How is it that a Prime Minister who was chaotic and dysfunctional in office can suddenly be a Prime Minister of due process? He needs to explain how this will be. I have to say that the auguries are not good. He was 45 minutes late for his first press conference—the press conference at which he did not answer any questions. He said last night that he wanted to end the negativity and then all he could do was attack the opposition and its leader.

The point of being in this parliament is not to stop someone; it is to start something. What we on this side of the House want to start is a better government, a stronger economy and a prouder and more confident Australia. That is what we want to start, and that is what will happen if there is a change of government whenever the election is held. There is a clear choice between members on this side of the parliament and those opposite. Those opposite cannot help themselves. They believe in big government. We on this side support strong citizens. Members opposite cannot help themselves. They are obsessed with wealth redistribution. We believe passionately in wealth creation. Members opposite put their trust in officials. They cannot help themselves. We put our trust in the strong individuals that compose Australian society. They believe in the state; we trust the communities of this country. We want to build up the social fabric, not just build up ever bigger, ever more intrusive government.

The people of Australia know exactly what they will get from the coalition. We will stop the boats. We will scrap the carbon tax and the mining tax. We will put the budget back into the black. We understand that the families and households of Australia are doing it tough. That is why under the coalition they will get to keep their tax cuts and their pension and benefit increases without a carbon tax. That means that every Australian household's budgetary position at the end of the week, the fortnight or the month should be so much stronger. It is not just about building a richer society; it is about building a better society as well.

We know that the Australian people yearn to be their best selves and that is why, should there be a change of government, there will be a much greater engagement between this parliament and the government of our country and the Indigenous people of Australia. We know that the problem in Indigenous policy over the last generation has not been underinvestment so much as underengagement.
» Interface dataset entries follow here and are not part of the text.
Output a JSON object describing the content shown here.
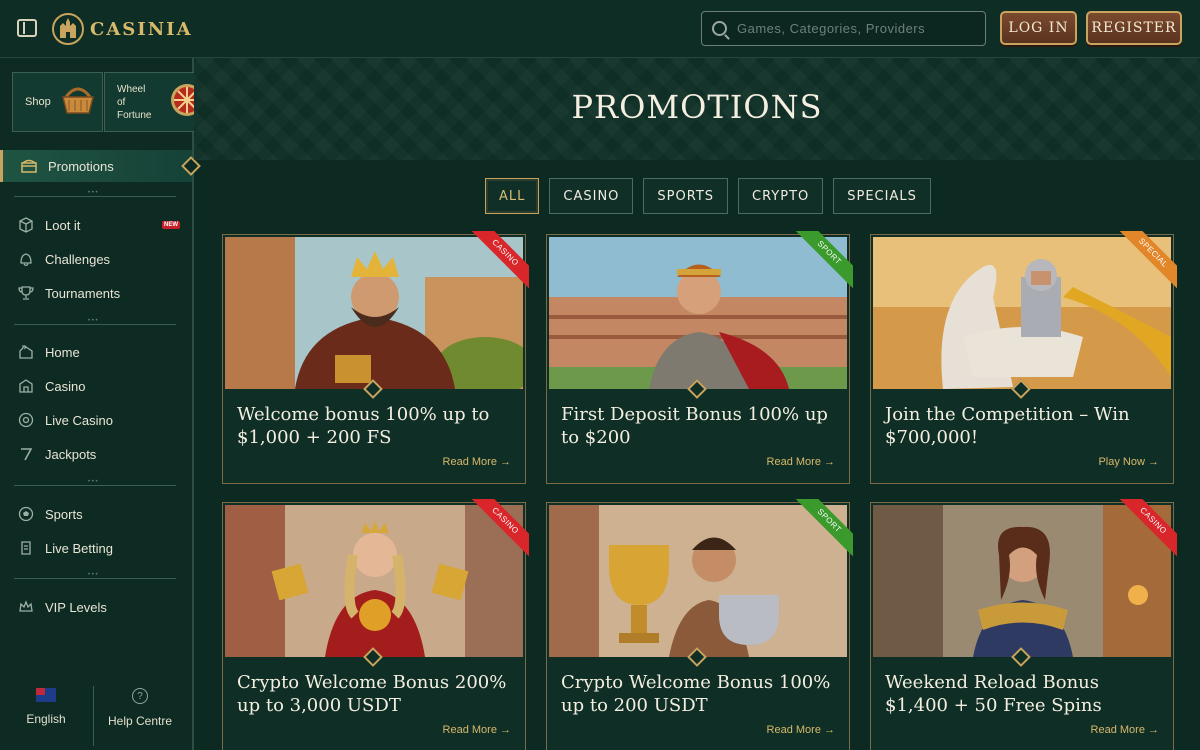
{
  "header": {
    "brand": "CASINIA",
    "search_placeholder": "Games, Categories, Providers",
    "login_label": "LOG IN",
    "register_label": "REGISTER"
  },
  "sidebar": {
    "quick_tiles": [
      {
        "label": "Shop"
      },
      {
        "label": "Wheel\nof\nFortune"
      }
    ],
    "items": [
      {
        "label": "Promotions",
        "icon": "chest-icon",
        "active": true
      },
      {
        "label": "Loot it",
        "icon": "box-icon",
        "badge": "NEW"
      },
      {
        "label": "Challenges",
        "icon": "bell-icon"
      },
      {
        "label": "Tournaments",
        "icon": "trophy-icon"
      },
      {
        "label": "Home",
        "icon": "home-icon"
      },
      {
        "label": "Casino",
        "icon": "casino-icon"
      },
      {
        "label": "Live Casino",
        "icon": "roulette-icon"
      },
      {
        "label": "Jackpots",
        "icon": "seven-icon"
      },
      {
        "label": "Sports",
        "icon": "ball-icon"
      },
      {
        "label": "Live Betting",
        "icon": "live-icon"
      },
      {
        "label": "VIP Levels",
        "icon": "crown-icon"
      }
    ],
    "footer": {
      "language_label": "English",
      "help_label": "Help Centre"
    }
  },
  "main": {
    "title": "PROMOTIONS",
    "filters": [
      "ALL",
      "CASINO",
      "SPORTS",
      "CRYPTO",
      "SPECIALS"
    ],
    "active_filter": "ALL",
    "cards": [
      {
        "title": "Welcome bonus 100% up to $1,000 + 200 FS",
        "tag": "CASINO",
        "link": "Read More →"
      },
      {
        "title": "First Deposit Bonus 100% up to $200",
        "tag": "SPORT",
        "link": "Read More →"
      },
      {
        "title": "Join the Competition – Win $700,000!",
        "tag": "SPECIAL",
        "link": "Play Now →"
      },
      {
        "title": "Crypto Welcome Bonus 200% up to 3,000 USDT",
        "tag": "CASINO",
        "link": "Read More →"
      },
      {
        "title": "Crypto Welcome Bonus 100% up to 200 USDT",
        "tag": "SPORT",
        "link": "Read More →"
      },
      {
        "title": "Weekend Reload Bonus $1,400 + 50 Free Spins",
        "tag": "CASINO",
        "link": "Read More →"
      }
    ]
  },
  "colors": {
    "background": "#0c2a22",
    "gold_accent": "#c9a45e",
    "casino_ribbon": "#d8262b",
    "sport_ribbon": "#3a9a2c",
    "special_ribbon": "#e2862a"
  }
}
That is why, should there be a change of government, I will spend at least a week every year as a volunteer in a remote Indigenous community, because if it is good enough for Australians to live somewhere then it is good enough for the Prime Minister and senior officials to stay there. And it is on this basis that we will pursue the real reconciliation that will make our country whole. It is fortified and informed by this: that we will pursue the constitutional recognition which will rectify our foundation document. We will not so much change our Constitution as complete it.

We want a fair dinkum paid parental leave scheme because we think that the women of Australia deserve a fair go. They deserve a fair choice to have a career and a family at the same time, and we will give it to them. I am proud that the first political party to offer a fair dinkum paid parental leave scheme that pays people their real wage, and not a welfare wage, while they are on parental leave will be the coalition that I lead.
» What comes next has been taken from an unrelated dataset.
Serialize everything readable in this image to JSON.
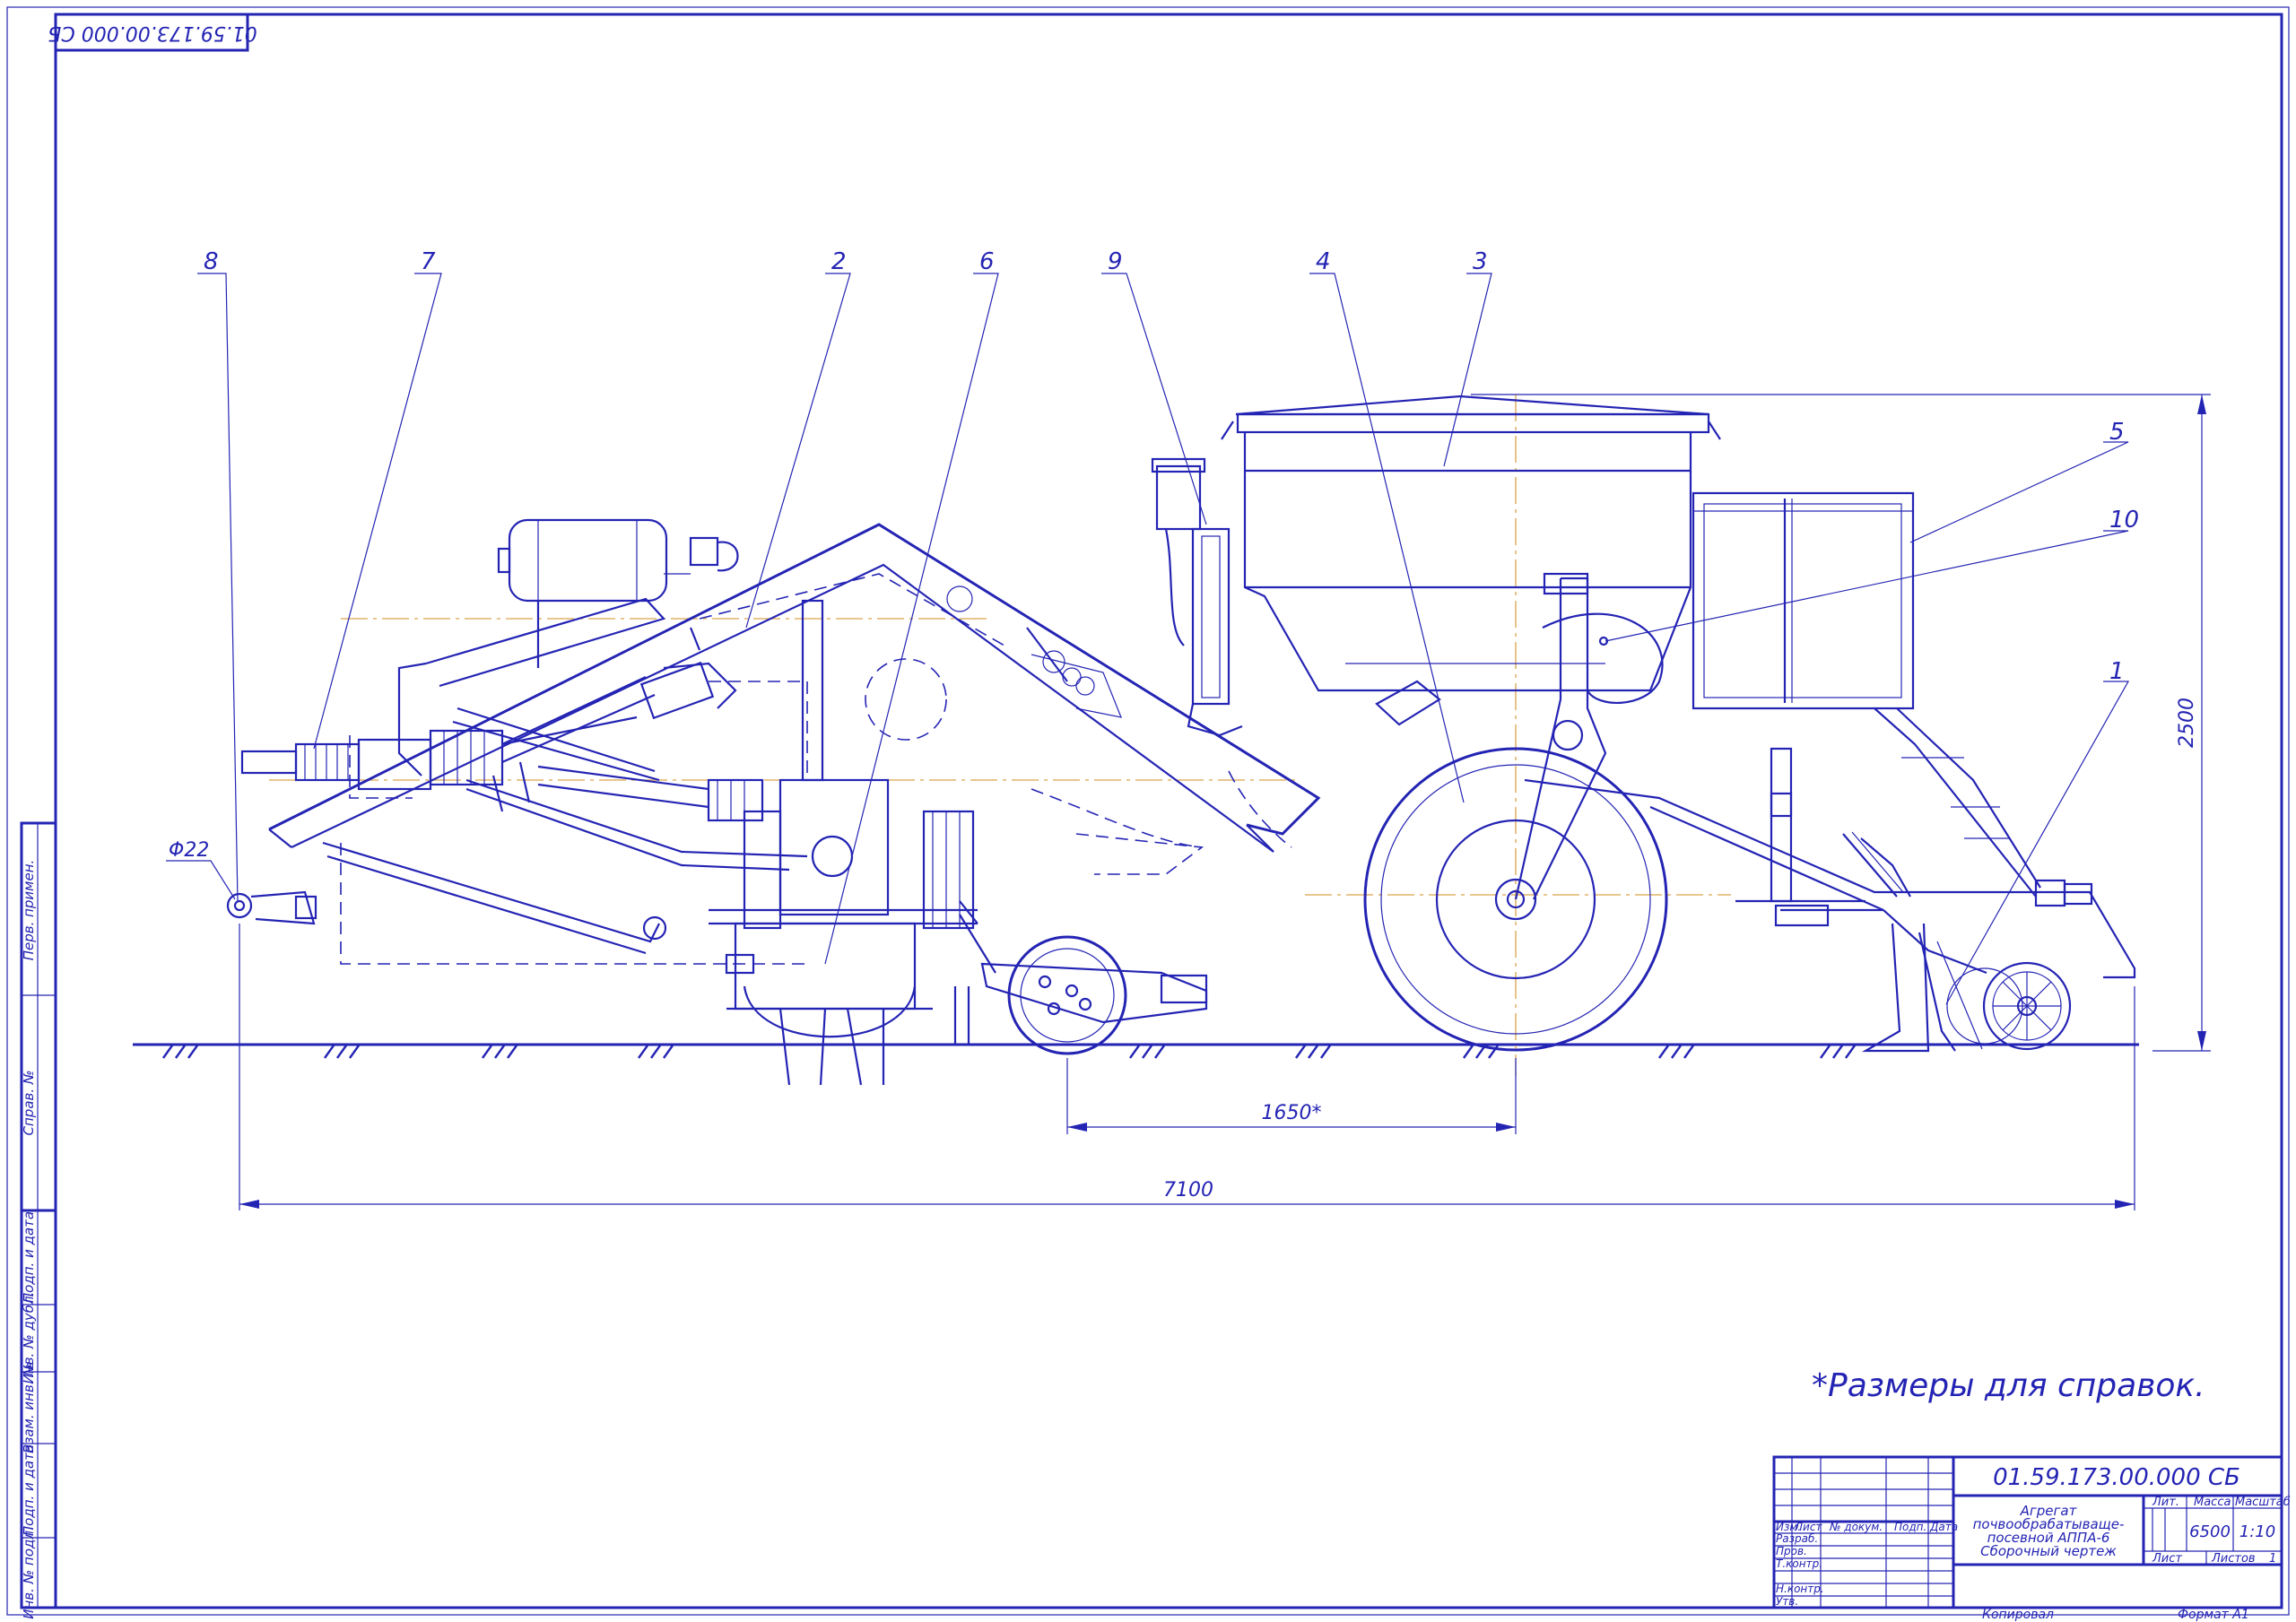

We will not neglect the environment. Not only will we cut emissions with incentives, not penalties; we will send a permanent standing green army, 15,000 strong, to the rescue of our remnant bushland and our degraded waterways.
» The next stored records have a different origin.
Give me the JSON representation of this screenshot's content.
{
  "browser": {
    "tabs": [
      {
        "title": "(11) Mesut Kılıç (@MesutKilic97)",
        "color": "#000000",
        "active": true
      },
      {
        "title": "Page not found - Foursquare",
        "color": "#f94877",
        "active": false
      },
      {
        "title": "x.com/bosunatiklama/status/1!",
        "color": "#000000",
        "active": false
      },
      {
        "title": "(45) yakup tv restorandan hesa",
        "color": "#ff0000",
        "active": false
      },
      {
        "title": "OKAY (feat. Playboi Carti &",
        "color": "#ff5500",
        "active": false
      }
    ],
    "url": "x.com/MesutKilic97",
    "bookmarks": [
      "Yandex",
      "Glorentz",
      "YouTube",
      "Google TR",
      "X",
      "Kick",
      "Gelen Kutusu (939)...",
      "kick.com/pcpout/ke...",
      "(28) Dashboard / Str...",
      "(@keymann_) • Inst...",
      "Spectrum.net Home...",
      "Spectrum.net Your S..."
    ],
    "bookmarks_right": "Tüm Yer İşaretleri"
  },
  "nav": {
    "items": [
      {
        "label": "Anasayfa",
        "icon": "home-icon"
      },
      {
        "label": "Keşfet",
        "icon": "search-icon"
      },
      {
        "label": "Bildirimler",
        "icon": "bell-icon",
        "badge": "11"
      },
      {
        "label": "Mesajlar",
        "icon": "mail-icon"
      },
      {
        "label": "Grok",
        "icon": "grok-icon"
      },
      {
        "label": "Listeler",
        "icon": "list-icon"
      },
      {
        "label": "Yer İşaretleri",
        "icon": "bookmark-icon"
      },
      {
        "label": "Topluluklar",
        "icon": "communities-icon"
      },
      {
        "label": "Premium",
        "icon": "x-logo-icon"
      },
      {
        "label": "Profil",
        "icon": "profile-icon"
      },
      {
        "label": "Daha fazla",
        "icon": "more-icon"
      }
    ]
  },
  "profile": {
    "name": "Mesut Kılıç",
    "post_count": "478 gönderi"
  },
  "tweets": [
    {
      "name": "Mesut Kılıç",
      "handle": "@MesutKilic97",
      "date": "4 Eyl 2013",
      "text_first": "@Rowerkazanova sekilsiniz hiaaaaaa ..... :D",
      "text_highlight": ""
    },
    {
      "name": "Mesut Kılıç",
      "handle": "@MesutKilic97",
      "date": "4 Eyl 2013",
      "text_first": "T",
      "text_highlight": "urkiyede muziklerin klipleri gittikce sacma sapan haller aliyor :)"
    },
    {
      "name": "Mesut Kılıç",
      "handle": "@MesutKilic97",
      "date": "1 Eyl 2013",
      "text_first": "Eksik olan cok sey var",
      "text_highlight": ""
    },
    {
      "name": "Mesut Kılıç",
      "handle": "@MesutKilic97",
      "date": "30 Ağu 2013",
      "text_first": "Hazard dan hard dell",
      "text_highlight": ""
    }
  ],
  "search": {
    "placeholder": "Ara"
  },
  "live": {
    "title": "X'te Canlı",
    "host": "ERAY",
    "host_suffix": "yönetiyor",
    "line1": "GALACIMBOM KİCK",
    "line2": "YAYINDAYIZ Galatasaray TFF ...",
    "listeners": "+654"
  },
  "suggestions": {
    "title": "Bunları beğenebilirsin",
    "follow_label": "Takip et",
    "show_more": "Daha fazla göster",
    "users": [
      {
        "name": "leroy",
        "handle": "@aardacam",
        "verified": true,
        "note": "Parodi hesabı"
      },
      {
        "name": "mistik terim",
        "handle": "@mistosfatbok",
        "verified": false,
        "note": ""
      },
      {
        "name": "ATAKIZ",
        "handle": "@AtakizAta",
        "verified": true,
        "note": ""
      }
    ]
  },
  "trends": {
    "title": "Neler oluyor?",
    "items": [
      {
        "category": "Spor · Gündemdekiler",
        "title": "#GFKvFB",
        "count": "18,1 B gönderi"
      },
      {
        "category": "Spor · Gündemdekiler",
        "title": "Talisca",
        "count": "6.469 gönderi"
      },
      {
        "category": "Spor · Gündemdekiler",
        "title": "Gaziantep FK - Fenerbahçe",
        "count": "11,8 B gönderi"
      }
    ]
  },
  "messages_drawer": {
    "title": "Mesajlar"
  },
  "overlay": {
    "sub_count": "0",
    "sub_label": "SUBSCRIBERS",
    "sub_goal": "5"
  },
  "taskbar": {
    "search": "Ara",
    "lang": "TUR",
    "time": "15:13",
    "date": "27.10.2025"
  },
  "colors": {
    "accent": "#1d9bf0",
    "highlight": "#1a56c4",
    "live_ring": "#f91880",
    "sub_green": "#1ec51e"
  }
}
This has been a low and dishonourable parliament in many respects. And last night the prime ministership was debased yet again, to be traded by the faceless men rather than decided by the Australian people as it should be. The Australian people should control the prime ministership and the government of this country. That is why, Prime Minister, you should not run away, you should name the date. Name the date. Tell us when it will be. (Time expired)